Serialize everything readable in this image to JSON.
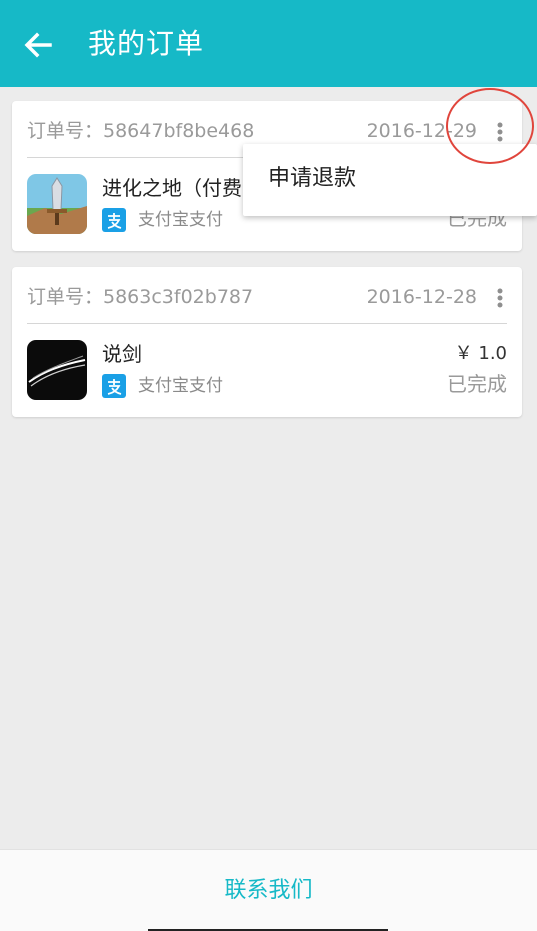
{
  "header": {
    "title": "我的订单",
    "back_icon": "arrow-left-icon"
  },
  "orders": [
    {
      "order_no": "订单号：58647bf8be468",
      "date": "2016-12-29",
      "app_name": "进化之地（付费",
      "payment": "支付宝支付",
      "price": "",
      "status": "已完成"
    },
    {
      "order_no": "订单号：5863c3f02b787",
      "date": "2016-12-28",
      "app_name": "说剑",
      "payment": "支付宝支付",
      "price": "￥ 1.0",
      "status": "已完成"
    }
  ],
  "popup_menu": {
    "items": [
      "申请退款"
    ]
  },
  "footer": {
    "contact_label": "联系我们"
  },
  "colors": {
    "primary": "#16b9c7",
    "alipay": "#1aa0e6",
    "annotation": "#e0453c"
  }
}
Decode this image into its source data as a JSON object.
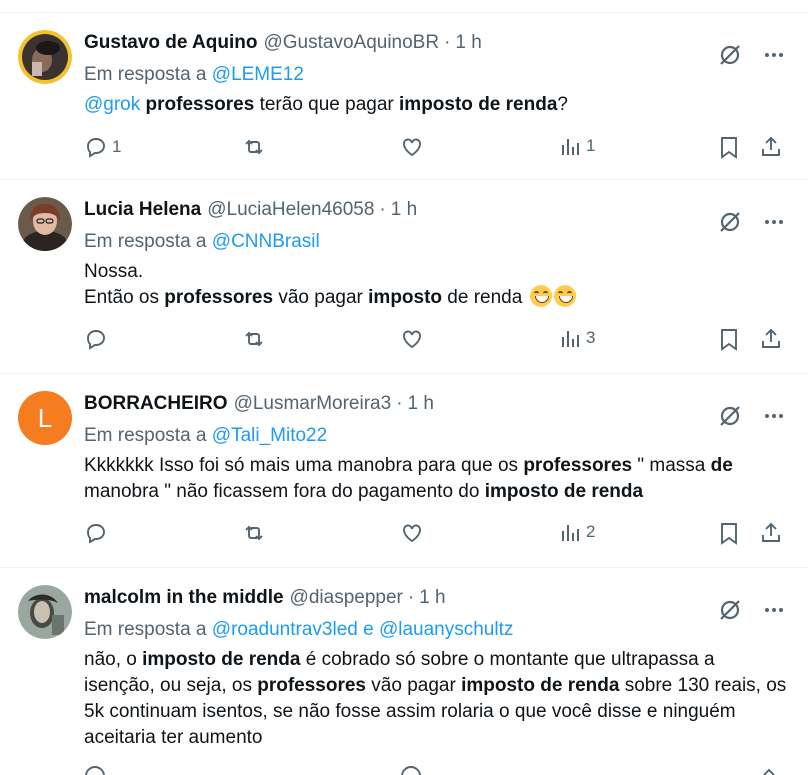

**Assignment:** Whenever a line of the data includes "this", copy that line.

**Your solution:**
Serialize everything readable in this image to JSON.
Decode this image into its source data as a JSON object.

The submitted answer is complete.